The Cuisine: Lebanese
The Place: Cedarland
Falafel, made from fried spiced chickpeas, is served with a tangy yogurt sauce while the kafta arayes (think crispy pita filled with spiced ground beef and served with chopped pickles) is a highlight on the menu.
Cedarland Restaurant shares space with a halal grocery store of the same name. The restaurant has about a dozen red vinyl booths, and the store clerk is also the server. This means that service can be slow, but the warmth and attentiveness of our host won us over.
Before our orders arrived, we nibbled on a small plate of marinated olives, cauliflower, and carrots. Falafel (made of fried spiced chickpeas, something like a Middle Eastern hushpuppy) is a food where it's hard to see what the fuss is about until you've had it done right. The falafel here is the best I have tried in Charlotte—not overly crispy, heavy, or soggy, served with a tangy yogurt sauce.
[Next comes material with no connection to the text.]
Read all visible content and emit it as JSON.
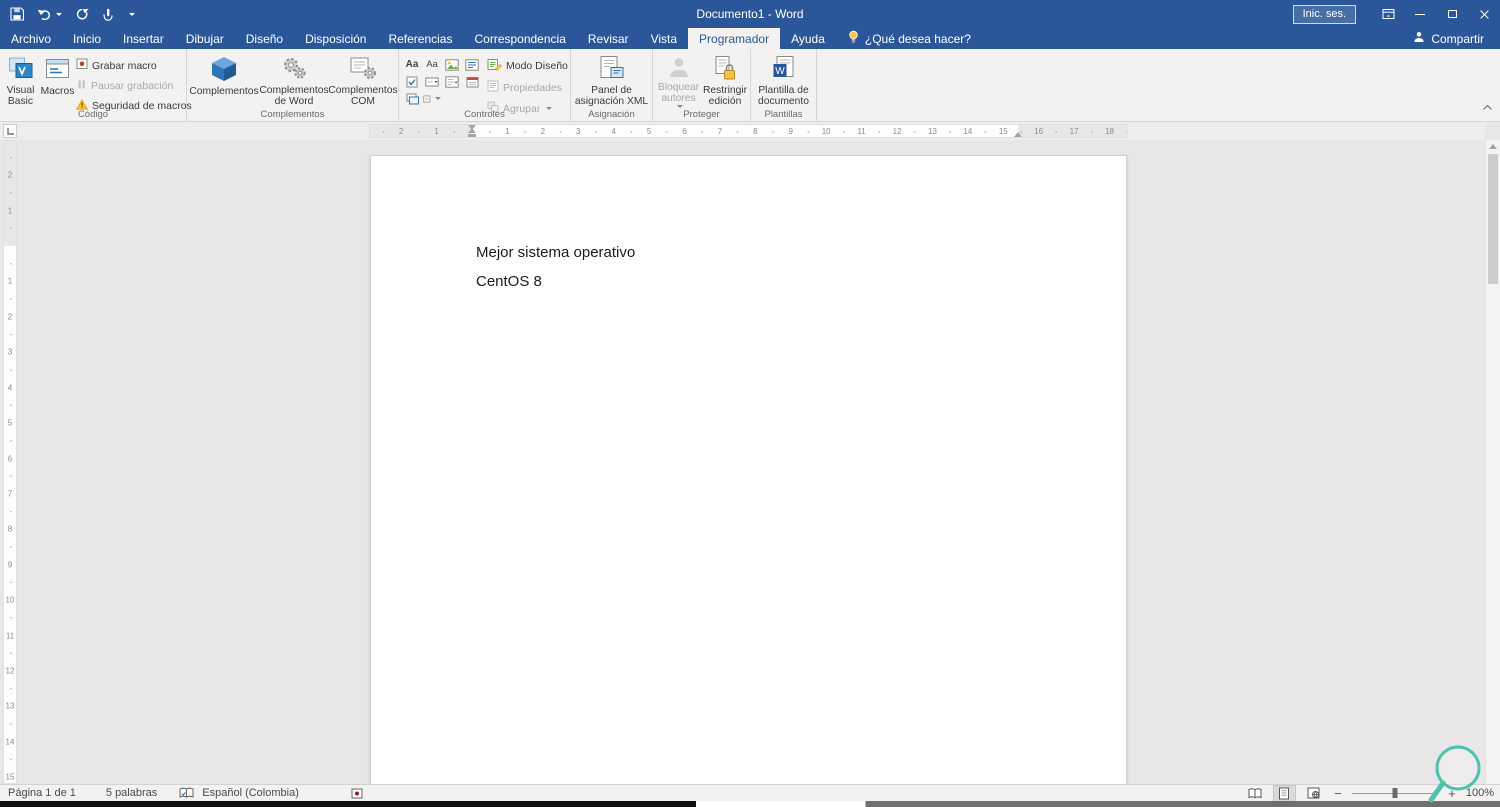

The kafta arayes (thin crispy pita filled with spiced ground beef, served with chopped pickles) is an intriguing presentation, but overly salty.
Hummus is thick and seasoned with tahini, lemon juice, and garlic. My only complaint for this dip (and the eggplant dip, baba ghanouj) is that they could both be spicier. If you're not sure what to get, the mixed grill is an excellent place to start—containing beef kabob, chicken kabob (tawook), and grilled spiced ground beef (kafta). Grilled lamb chops are small, no larger than your average chicken drumstick, but well seasoned.
Portions are large, and prices are low—$2 to $4 for sandwiches, $8 to $10 for main courses. Even if you don't have room for dessert, the trays of fresh baklava and lady finger pastries by the front cash register may tempt you into an order on your way out.
4832 Central Ave.
$, L, BW. Open daily.